▸ **TASK REQUIREMENTS**
Reprint the lines below as they are, minus the pictures.

▸ **DATA SECTION**
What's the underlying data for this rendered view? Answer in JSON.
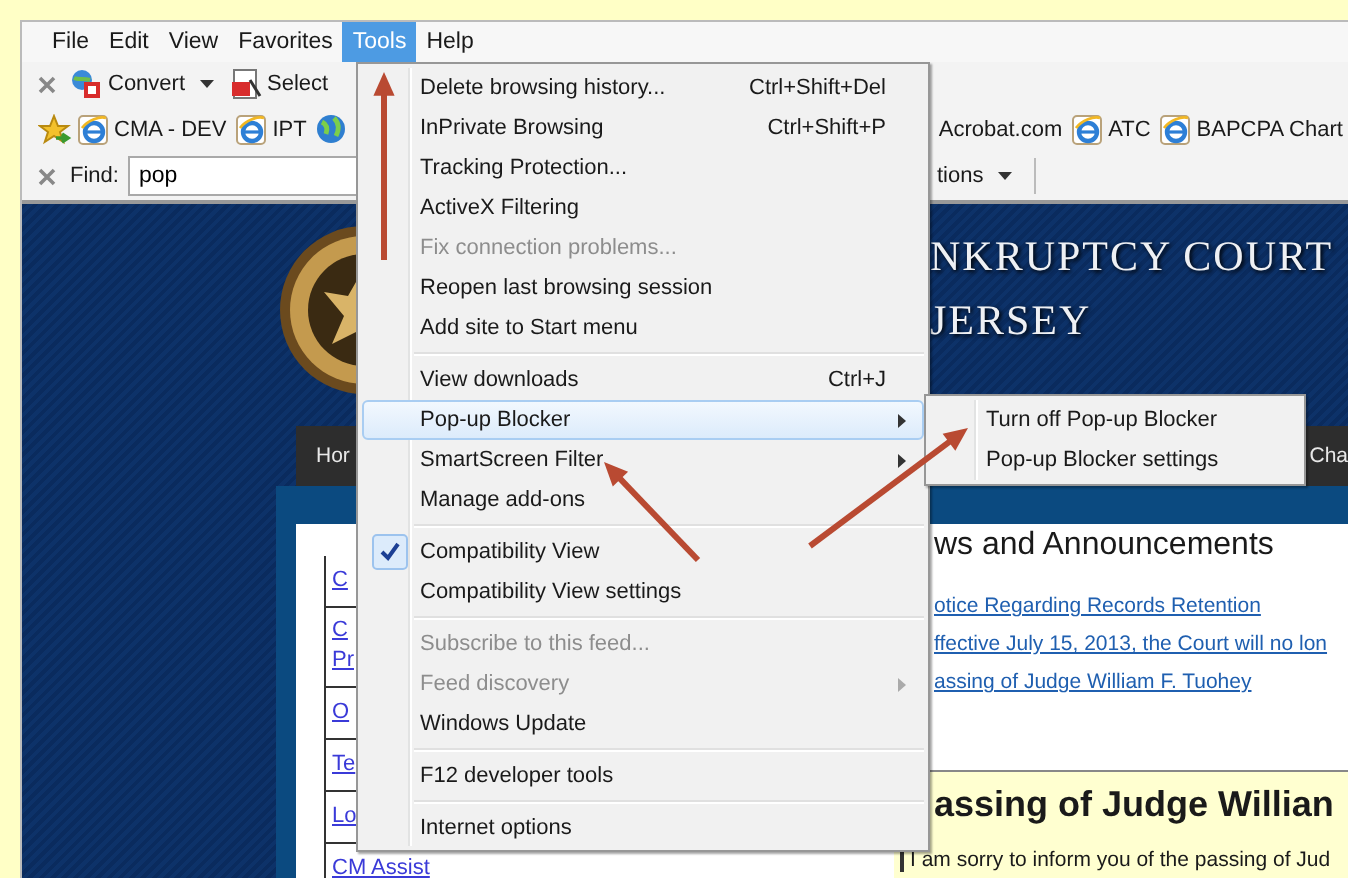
{
  "menubar": [
    {
      "label": "File",
      "selected": false
    },
    {
      "label": "Edit",
      "selected": false
    },
    {
      "label": "View",
      "selected": false
    },
    {
      "label": "Favorites",
      "selected": false
    },
    {
      "label": "Tools",
      "selected": true
    },
    {
      "label": "Help",
      "selected": false
    }
  ],
  "command_bar": {
    "items": [
      {
        "label": "Convert",
        "dropdown": true
      },
      {
        "label": "Select",
        "dropdown": false
      }
    ]
  },
  "favorites_bar": {
    "items": [
      {
        "label": "CMA - DEV",
        "kind": "page"
      },
      {
        "label": "IPT",
        "kind": "page"
      },
      {
        "label": "Acrobat.com",
        "kind": "plain"
      },
      {
        "label": "ATC",
        "kind": "page"
      },
      {
        "label": "BAPCPA Chart",
        "kind": "page"
      }
    ]
  },
  "find_bar": {
    "label": "Find:",
    "value": "pop",
    "options_label": "tions"
  },
  "page": {
    "title_lines": [
      "NKRUPTCY COURT",
      "JERSEY"
    ],
    "nav": [
      "Hor",
      "Cha"
    ],
    "side_links": [
      "C",
      "C\nPr",
      "O",
      "Te",
      "Lo",
      "CM Assist"
    ],
    "news_heading": "ws and Announcements",
    "news_links": [
      "otice Regarding Records Retention",
      "ffective July 15, 2013, the Court will no lon",
      "assing of Judge William F. Tuohey"
    ],
    "feature_heading": "assing of Judge Willian",
    "feature_text": "I am sorry to inform you of the passing of Jud"
  },
  "tools_menu": {
    "groups": [
      {
        "items": [
          {
            "label": "Delete browsing history...",
            "shortcut": "Ctrl+Shift+Del",
            "disabled": false,
            "checked": false,
            "selected": false,
            "submenu": false
          },
          {
            "label": "InPrivate Browsing",
            "shortcut": "Ctrl+Shift+P",
            "disabled": false,
            "checked": false,
            "selected": false,
            "submenu": false
          },
          {
            "label": "Tracking Protection...",
            "disabled": false,
            "checked": false,
            "selected": false,
            "submenu": false
          },
          {
            "label": "ActiveX Filtering",
            "disabled": false,
            "checked": false,
            "selected": false,
            "submenu": false
          },
          {
            "label": "Fix connection problems...",
            "disabled": true,
            "checked": false,
            "selected": false,
            "submenu": false
          },
          {
            "label": "Reopen last browsing session",
            "disabled": false,
            "checked": false,
            "selected": false,
            "submenu": false
          },
          {
            "label": "Add site to Start menu",
            "disabled": false,
            "checked": false,
            "selected": false,
            "submenu": false
          }
        ]
      },
      {
        "items": [
          {
            "label": "View downloads",
            "shortcut": "Ctrl+J",
            "disabled": false,
            "checked": false,
            "selected": false,
            "submenu": false
          },
          {
            "label": "Pop-up Blocker",
            "disabled": false,
            "checked": false,
            "selected": true,
            "submenu": true
          },
          {
            "label": "SmartScreen Filter",
            "disabled": false,
            "checked": false,
            "selected": false,
            "submenu": true
          },
          {
            "label": "Manage add-ons",
            "disabled": false,
            "checked": false,
            "selected": false,
            "submenu": false
          }
        ]
      },
      {
        "items": [
          {
            "label": "Compatibility View",
            "disabled": false,
            "checked": true,
            "selected": false,
            "submenu": false
          },
          {
            "label": "Compatibility View settings",
            "disabled": false,
            "checked": false,
            "selected": false,
            "submenu": false
          }
        ]
      },
      {
        "items": [
          {
            "label": "Subscribe to this feed...",
            "disabled": true,
            "checked": false,
            "selected": false,
            "submenu": false
          },
          {
            "label": "Feed discovery",
            "disabled": true,
            "checked": false,
            "selected": false,
            "submenu": true
          },
          {
            "label": "Windows Update",
            "disabled": false,
            "checked": false,
            "selected": false,
            "submenu": false
          }
        ]
      },
      {
        "items": [
          {
            "label": "F12 developer tools",
            "disabled": false,
            "checked": false,
            "selected": false,
            "submenu": false
          }
        ]
      },
      {
        "items": [
          {
            "label": "Internet options",
            "disabled": false,
            "checked": false,
            "selected": false,
            "submenu": false
          }
        ]
      }
    ]
  },
  "popup_submenu": {
    "items": [
      {
        "label": "Turn off Pop-up Blocker",
        "selected": false
      },
      {
        "label": "Pop-up Blocker settings",
        "selected": false
      }
    ]
  }
}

▸ **ANSWER AREA**
What's the underlying data for this rendered view? Answer in JSON.
{
  "menubar": [
    {
      "label": "File",
      "selected": false
    },
    {
      "label": "Edit",
      "selected": false
    },
    {
      "label": "View",
      "selected": false
    },
    {
      "label": "Favorites",
      "selected": false
    },
    {
      "label": "Tools",
      "selected": true
    },
    {
      "label": "Help",
      "selected": false
    }
  ],
  "command_bar": {
    "items": [
      {
        "label": "Convert",
        "dropdown": true
      },
      {
        "label": "Select",
        "dropdown": false
      }
    ]
  },
  "favorites_bar": {
    "items": [
      {
        "label": "CMA - DEV",
        "kind": "page"
      },
      {
        "label": "IPT",
        "kind": "page"
      },
      {
        "label": "Acrobat.com",
        "kind": "plain"
      },
      {
        "label": "ATC",
        "kind": "page"
      },
      {
        "label": "BAPCPA Chart",
        "kind": "page"
      }
    ]
  },
  "find_bar": {
    "label": "Find:",
    "value": "pop",
    "options_label": "tions"
  },
  "page": {
    "title_lines": [
      "NKRUPTCY COURT",
      "JERSEY"
    ],
    "nav": [
      "Hor",
      "Cha"
    ],
    "side_links": [
      "C",
      "C\nPr",
      "O",
      "Te",
      "Lo",
      "CM Assist"
    ],
    "news_heading": "ws and Announcements",
    "news_links": [
      "otice Regarding Records Retention",
      "ffective July 15, 2013, the Court will no lon",
      "assing of Judge William F. Tuohey"
    ],
    "feature_heading": "assing of Judge Willian",
    "feature_text": "I am sorry to inform you of the passing of Jud"
  },
  "tools_menu": {
    "groups": [
      {
        "items": [
          {
            "label": "Delete browsing history...",
            "shortcut": "Ctrl+Shift+Del",
            "disabled": false,
            "checked": false,
            "selected": false,
            "submenu": false
          },
          {
            "label": "InPrivate Browsing",
            "shortcut": "Ctrl+Shift+P",
            "disabled": false,
            "checked": false,
            "selected": false,
            "submenu": false
          },
          {
            "label": "Tracking Protection...",
            "disabled": false,
            "checked": false,
            "selected": false,
            "submenu": false
          },
          {
            "label": "ActiveX Filtering",
            "disabled": false,
            "checked": false,
            "selected": false,
            "submenu": false
          },
          {
            "label": "Fix connection problems...",
            "disabled": true,
            "checked": false,
            "selected": false,
            "submenu": false
          },
          {
            "label": "Reopen last browsing session",
            "disabled": false,
            "checked": false,
            "selected": false,
            "submenu": false
          },
          {
            "label": "Add site to Start menu",
            "disabled": false,
            "checked": false,
            "selected": false,
            "submenu": false
          }
        ]
      },
      {
        "items": [
          {
            "label": "View downloads",
            "shortcut": "Ctrl+J",
            "disabled": false,
            "checked": false,
            "selected": false,
            "submenu": false
          },
          {
            "label": "Pop-up Blocker",
            "disabled": false,
            "checked": false,
            "selected": true,
            "submenu": true
          },
          {
            "label": "SmartScreen Filter",
            "disabled": false,
            "checked": false,
            "selected": false,
            "submenu": true
          },
          {
            "label": "Manage add-ons",
            "disabled": false,
            "checked": false,
            "selected": false,
            "submenu": false
          }
        ]
      },
      {
        "items": [
          {
            "label": "Compatibility View",
            "disabled": false,
            "checked": true,
            "selected": false,
            "submenu": false
          },
          {
            "label": "Compatibility View settings",
            "disabled": false,
            "checked": false,
            "selected": false,
            "submenu": false
          }
        ]
      },
      {
        "items": [
          {
            "label": "Subscribe to this feed...",
            "disabled": true,
            "checked": false,
            "selected": false,
            "submenu": false
          },
          {
            "label": "Feed discovery",
            "disabled": true,
            "checked": false,
            "selected": false,
            "submenu": true
          },
          {
            "label": "Windows Update",
            "disabled": false,
            "checked": false,
            "selected": false,
            "submenu": false
          }
        ]
      },
      {
        "items": [
          {
            "label": "F12 developer tools",
            "disabled": false,
            "checked": false,
            "selected": false,
            "submenu": false
          }
        ]
      },
      {
        "items": [
          {
            "label": "Internet options",
            "disabled": false,
            "checked": false,
            "selected": false,
            "submenu": false
          }
        ]
      }
    ]
  },
  "popup_submenu": {
    "items": [
      {
        "label": "Turn off Pop-up Blocker",
        "selected": false
      },
      {
        "label": "Pop-up Blocker settings",
        "selected": false
      }
    ]
  }
}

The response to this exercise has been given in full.